In silico protocol

Chimeric receptor design: What, Why and How


Protocol for making protein chimeras with a rat G protein coupled receptor (RI7) and Your Favorite Receptor. The order of the DNA sequence looks like this: RI7-[Your Favorite Receptor]-RI7


One of the requirements for a working GPCR is that the receptor should be localized into the outside membrane of yeast cell. By replacing the N-terminal part of Your Favorite Receptor by the N-terminal ends of a receptor that is known to be localized into the outside membrane of Saccharomyces cerevisiae (R17), Your Favorite Receptor (YFR) will also be localized into the membrane. The C-terminal part of a GPCR is the alpha subunit binding region. If this is replaced by the RI7 regions a higher affinity with the alpha subunit can be reached [1].


With this step-by-step protocol we guide you trough all the in silico designing steps. After this the DNA can be transformed in yeast and you have your own olfactory yeast!

In silico protocol

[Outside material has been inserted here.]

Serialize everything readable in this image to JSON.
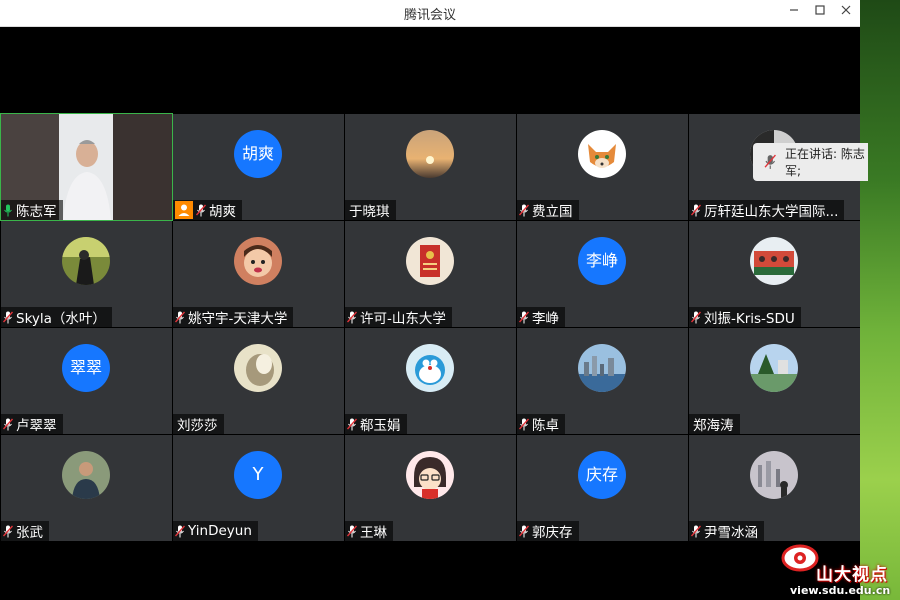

  1. 1. What: Get your receptor protein sequence code
    Why: To introduce a new receptor chimera in yeast you should start with a GPCR with at least a known sequence and preferably a known ligand.
    How: By using earlier research on GPCRs. For example a nice GPCR database is Copy the DNA sequence and the protein sequence in a text file.
  2. 2. What: look for the transmembrane regions
    Why: Normally GPCRs have seven transmembrane regions. The N-terminal loop is important for the localization in the membrane and should be replaced by the RI7 N-terminal sequence. The C-terminal region directly after the last transmembrane part codes for the alpha-subunit binding region. If this region is replaced by the RI7 region a higher affinity with the alpha subunit can be reached.
    How: Go to, enter the protein sequence code and find protein motifs for Saccharomyces cerevisiae and the original species. Compare the Global domain table. Ideally it finds seven transmembrane regions that all have approximately the same length (quite a conserved domains are found ). When this is not the case, investigate the hydrophobicity by a hydrophobicity index (analysis can be done by Matlab Bioinformatics tool, but this less conclusive due to multiple hydrophobicity indexes).